# [Task]
Check each line of the data below for the word "done". How many lines have it? Answer with the number alone.
Start of Given data
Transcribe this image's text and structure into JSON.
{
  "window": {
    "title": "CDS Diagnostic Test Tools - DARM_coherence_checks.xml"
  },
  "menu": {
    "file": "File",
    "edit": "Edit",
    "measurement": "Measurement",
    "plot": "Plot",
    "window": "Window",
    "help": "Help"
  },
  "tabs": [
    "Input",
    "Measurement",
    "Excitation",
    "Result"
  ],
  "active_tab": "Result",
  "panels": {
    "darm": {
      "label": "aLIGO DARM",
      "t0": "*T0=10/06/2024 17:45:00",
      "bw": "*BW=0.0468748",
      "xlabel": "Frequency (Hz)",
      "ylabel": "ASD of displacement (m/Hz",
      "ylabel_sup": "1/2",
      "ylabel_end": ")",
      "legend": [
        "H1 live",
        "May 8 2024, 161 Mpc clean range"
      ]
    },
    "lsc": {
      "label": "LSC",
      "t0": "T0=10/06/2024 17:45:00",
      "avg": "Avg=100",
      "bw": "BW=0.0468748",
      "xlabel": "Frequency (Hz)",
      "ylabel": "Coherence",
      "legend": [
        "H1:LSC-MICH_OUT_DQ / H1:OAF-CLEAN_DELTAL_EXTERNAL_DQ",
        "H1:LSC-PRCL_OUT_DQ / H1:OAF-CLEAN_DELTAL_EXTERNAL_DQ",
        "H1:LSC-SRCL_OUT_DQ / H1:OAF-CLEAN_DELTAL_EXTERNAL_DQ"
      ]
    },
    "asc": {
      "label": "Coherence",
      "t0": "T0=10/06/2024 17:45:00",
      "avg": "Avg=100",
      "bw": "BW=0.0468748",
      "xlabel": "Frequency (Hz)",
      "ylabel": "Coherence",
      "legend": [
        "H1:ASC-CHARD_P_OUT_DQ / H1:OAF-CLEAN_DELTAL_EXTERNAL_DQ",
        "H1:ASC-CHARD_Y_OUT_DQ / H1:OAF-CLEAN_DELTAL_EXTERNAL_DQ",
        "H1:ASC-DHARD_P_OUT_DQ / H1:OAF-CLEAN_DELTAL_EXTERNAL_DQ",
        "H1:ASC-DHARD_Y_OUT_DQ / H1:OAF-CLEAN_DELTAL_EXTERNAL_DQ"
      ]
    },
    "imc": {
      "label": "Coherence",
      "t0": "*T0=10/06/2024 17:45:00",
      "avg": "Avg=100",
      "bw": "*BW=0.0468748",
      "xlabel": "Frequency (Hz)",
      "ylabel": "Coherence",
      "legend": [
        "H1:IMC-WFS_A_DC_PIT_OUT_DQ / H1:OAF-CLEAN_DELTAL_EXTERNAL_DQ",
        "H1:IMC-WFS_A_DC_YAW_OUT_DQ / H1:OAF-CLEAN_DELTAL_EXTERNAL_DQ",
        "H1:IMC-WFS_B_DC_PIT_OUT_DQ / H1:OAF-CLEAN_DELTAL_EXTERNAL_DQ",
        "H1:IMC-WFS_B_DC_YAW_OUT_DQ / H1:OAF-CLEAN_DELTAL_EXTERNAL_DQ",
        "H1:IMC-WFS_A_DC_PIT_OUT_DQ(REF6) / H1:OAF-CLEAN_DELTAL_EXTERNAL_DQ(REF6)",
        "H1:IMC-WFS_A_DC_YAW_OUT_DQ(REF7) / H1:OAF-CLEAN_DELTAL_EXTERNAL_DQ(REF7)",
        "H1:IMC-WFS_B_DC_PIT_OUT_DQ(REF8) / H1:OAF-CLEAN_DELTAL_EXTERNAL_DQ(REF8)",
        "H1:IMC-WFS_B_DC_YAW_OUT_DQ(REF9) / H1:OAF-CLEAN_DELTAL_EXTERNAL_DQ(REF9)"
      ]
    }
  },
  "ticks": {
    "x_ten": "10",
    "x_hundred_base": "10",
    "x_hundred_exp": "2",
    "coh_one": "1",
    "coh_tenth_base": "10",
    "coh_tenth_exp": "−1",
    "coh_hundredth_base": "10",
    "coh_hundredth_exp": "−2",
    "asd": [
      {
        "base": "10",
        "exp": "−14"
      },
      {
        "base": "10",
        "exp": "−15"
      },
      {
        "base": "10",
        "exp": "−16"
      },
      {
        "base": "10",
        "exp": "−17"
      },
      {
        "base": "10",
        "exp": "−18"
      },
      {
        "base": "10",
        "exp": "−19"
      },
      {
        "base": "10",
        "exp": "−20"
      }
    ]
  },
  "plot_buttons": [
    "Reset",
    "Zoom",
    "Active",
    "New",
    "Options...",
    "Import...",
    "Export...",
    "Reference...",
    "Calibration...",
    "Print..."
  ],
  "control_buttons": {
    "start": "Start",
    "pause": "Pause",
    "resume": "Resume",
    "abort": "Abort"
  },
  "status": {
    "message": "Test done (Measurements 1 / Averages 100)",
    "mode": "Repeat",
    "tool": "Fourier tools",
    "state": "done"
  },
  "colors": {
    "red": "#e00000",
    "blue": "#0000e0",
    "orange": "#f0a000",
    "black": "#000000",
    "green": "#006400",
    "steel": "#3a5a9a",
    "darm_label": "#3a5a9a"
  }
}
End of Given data
# [Written answer]
2